___ Data records ___

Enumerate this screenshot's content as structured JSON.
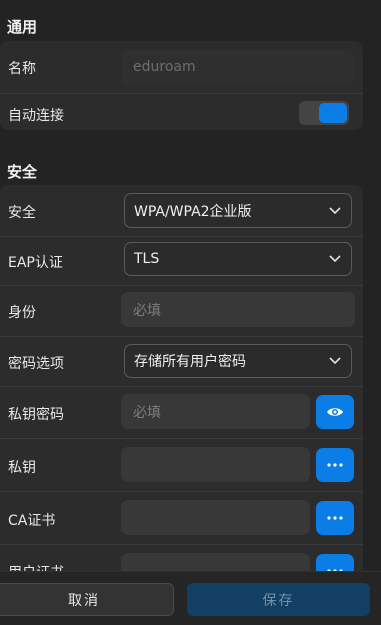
{
  "general": {
    "title": "通用",
    "name_label": "名称",
    "name_value": "eduroam",
    "autoconnect_label": "自动连接",
    "autoconnect_on": true
  },
  "security": {
    "title": "安全",
    "security_label": "安全",
    "security_value": "WPA/WPA2企业版",
    "eap_label": "EAP认证",
    "eap_value": "TLS",
    "identity_label": "身份",
    "identity_placeholder": "必填",
    "pwd_option_label": "密码选项",
    "pwd_option_value": "存储所有用户密码",
    "private_key_pwd_label": "私钥密码",
    "private_key_pwd_placeholder": "必填",
    "private_key_label": "私钥",
    "ca_cert_label": "CA证书",
    "user_cert_label": "用户证书"
  },
  "footer": {
    "cancel_label": "取消",
    "save_label": "保存"
  },
  "colors": {
    "accent": "#0a7de6",
    "background": "#232323",
    "card": "#2c2c2c"
  },
  "icons": {
    "dropdown": "chevron-down-icon",
    "reveal": "eye-icon",
    "browse": "more-dots-icon"
  }
}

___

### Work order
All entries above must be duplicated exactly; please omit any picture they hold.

### Reply to the exercise
Enumerate this screenshot's content as structured JSON.
{
  "general": {
    "title": "通用",
    "name_label": "名称",
    "name_value": "eduroam",
    "autoconnect_label": "自动连接",
    "autoconnect_on": true
  },
  "security": {
    "title": "安全",
    "security_label": "安全",
    "security_value": "WPA/WPA2企业版",
    "eap_label": "EAP认证",
    "eap_value": "TLS",
    "identity_label": "身份",
    "identity_placeholder": "必填",
    "pwd_option_label": "密码选项",
    "pwd_option_value": "存储所有用户密码",
    "private_key_pwd_label": "私钥密码",
    "private_key_pwd_placeholder": "必填",
    "private_key_label": "私钥",
    "ca_cert_label": "CA证书",
    "user_cert_label": "用户证书"
  },
  "footer": {
    "cancel_label": "取消",
    "save_label": "保存"
  },
  "colors": {
    "accent": "#0a7de6",
    "background": "#232323",
    "card": "#2c2c2c"
  },
  "icons": {
    "dropdown": "chevron-down-icon",
    "reveal": "eye-icon",
    "browse": "more-dots-icon"
  }
}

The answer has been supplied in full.